Valid execution and witnessing

There are formalities that must be completed when executing a Will and, if they are not complied with, this would render a Will invalid.

According to Section 9 of the Wills Act 1837, a Will is valid if:

  1. It is in writing.
  2. It is signed by the testator, or by another person in the testator’s presence and at the testator’s direction.
  3. The testator intended to give effect to the Will by signing it.
  4. The testator signs the Will in the presence of two or more witnesses who are present at the same time.
  5. Each witness attests and signs the Will or acknowledges the testator’s signature in the testator’s presence (but not necessarily in the presence of the other witness).

Ordinarily a lot of Wills are signed in a solicitor’s office where the solicitor can ensure compliance with section 9 of the Wills Act.

Given the social distancing guidelines and requirement to stay at home it has become increasingly difficult for practitioners to ensure that section 9 is adhered to. Again this is likely to lead to an increase in negligence claims by disappointed beneficiaries where practitioners have not been clear enough with the testator on how to sign and witness their Will.

Joint tenants or tenants in common

Property can be held jointly as ‘joint tenants’ or individually as ‘tenants in common’. There is often confusion about these two different manners of property ownership.

  • Joint tenants means the property is owned equally between the registered owners.

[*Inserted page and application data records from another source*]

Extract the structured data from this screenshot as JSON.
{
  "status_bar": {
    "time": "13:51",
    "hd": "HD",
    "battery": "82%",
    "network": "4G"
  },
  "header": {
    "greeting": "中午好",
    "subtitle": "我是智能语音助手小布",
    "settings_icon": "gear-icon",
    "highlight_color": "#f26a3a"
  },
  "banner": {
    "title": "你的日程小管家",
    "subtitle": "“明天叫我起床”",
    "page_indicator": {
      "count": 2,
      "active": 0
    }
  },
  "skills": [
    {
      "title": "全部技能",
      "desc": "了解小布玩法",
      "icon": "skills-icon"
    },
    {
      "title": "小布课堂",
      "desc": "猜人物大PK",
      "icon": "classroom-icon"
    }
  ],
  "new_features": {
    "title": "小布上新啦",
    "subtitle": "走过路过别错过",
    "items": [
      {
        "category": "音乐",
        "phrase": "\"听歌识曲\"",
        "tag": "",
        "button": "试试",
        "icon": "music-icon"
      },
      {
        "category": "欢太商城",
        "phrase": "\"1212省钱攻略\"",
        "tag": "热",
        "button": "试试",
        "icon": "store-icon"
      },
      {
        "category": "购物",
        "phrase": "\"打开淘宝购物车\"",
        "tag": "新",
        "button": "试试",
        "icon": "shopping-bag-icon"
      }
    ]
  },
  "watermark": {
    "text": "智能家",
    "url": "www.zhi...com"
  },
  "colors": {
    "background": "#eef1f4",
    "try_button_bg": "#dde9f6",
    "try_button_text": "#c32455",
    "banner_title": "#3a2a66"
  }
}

There is an automatic right of survivorship, so in the event of one of the joint owners dying, their interest in the property passes automatically to the other joint owner(s). Crucially, the right of survivorship applies whether or not the owners have made a Will.
  • Tenants in common means the property is owned by the registered owners in equal or unequal shares. There is no automatic right of survivorship and in the event of one of the owners dying their interest in the property will pass in accordance with their Will or according to the intestacy rules if they have not made a Will. 

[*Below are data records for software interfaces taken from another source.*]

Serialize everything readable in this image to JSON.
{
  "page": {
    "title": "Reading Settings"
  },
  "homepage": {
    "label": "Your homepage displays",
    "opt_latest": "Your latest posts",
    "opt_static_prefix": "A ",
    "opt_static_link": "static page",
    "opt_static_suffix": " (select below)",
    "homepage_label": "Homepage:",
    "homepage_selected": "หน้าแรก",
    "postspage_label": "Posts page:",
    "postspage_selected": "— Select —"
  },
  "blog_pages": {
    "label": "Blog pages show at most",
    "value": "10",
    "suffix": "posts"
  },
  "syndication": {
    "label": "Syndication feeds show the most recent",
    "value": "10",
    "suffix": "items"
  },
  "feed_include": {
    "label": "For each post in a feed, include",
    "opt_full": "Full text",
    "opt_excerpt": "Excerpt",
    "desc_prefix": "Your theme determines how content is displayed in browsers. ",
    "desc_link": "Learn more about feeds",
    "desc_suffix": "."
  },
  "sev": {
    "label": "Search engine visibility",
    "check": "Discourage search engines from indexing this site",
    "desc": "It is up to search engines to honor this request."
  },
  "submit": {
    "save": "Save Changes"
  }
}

A practitioner must ensure that they take proper instructions in relation to the testator’s assets, including whether the assets are owned as joint tenants or as tenants in common. A testator may not remember how their assets are held and the practitioner has a duty to ascertain the ownership of the  assets in order to be able to draft the Will in accordance with the wishes of the testator. Failure to sever a joint tenancy could result in a negligence claim being brought by a disappointed beneficiary who has lost out on receiving a share of a property that the testator intended them to receive.

Time constraints and the pressure to get Wills drafted and signed quickly due to Covid-19 are again likely to lead to an increase in claims due to these simple Land Registry checks not been carried out.

Claims under the Inheritance (Provision for Family and Dependants) Act 1975

When taking instructions for a Will, the practitioner  will need to consider whether there are any individuals who might be eligible to bring a claim under the Inheritance (Provision for Family Dependants) Act 1975 (‘Inheritance Claim’) after the testator’s death.
The practitioner should highlight the potential for an Inheritance Claim to be brought post death and advise that the testator should consider making adequate provision for those individuals in the Will.

Of course, it will ultimately be for the testator to decide what provision to make in their Will but the practitioner has a duty to ensure that the testator understands that a disappointed beneficiary could bring an Inheritance Claim after the testator’s death if adequate provision has not been made for them.

If the practitioner fails to bring the testator’s attention to any potential Inheritance Claim, this could give rise to a negligence claim and the practitioner may be held liable for the costs of any subsequent inheritance proceedings.

If you are considering instructing a solicitor to prepare a Will for you our Wills and Probate team are able to assist with this and can be contacted here.

To find out more please contact Natasha McKeever at natashamckeever@BoltBurdon.co.uk or 020 7288 4763 any of our other solicitors in the Professional Negligence team here.

Back to top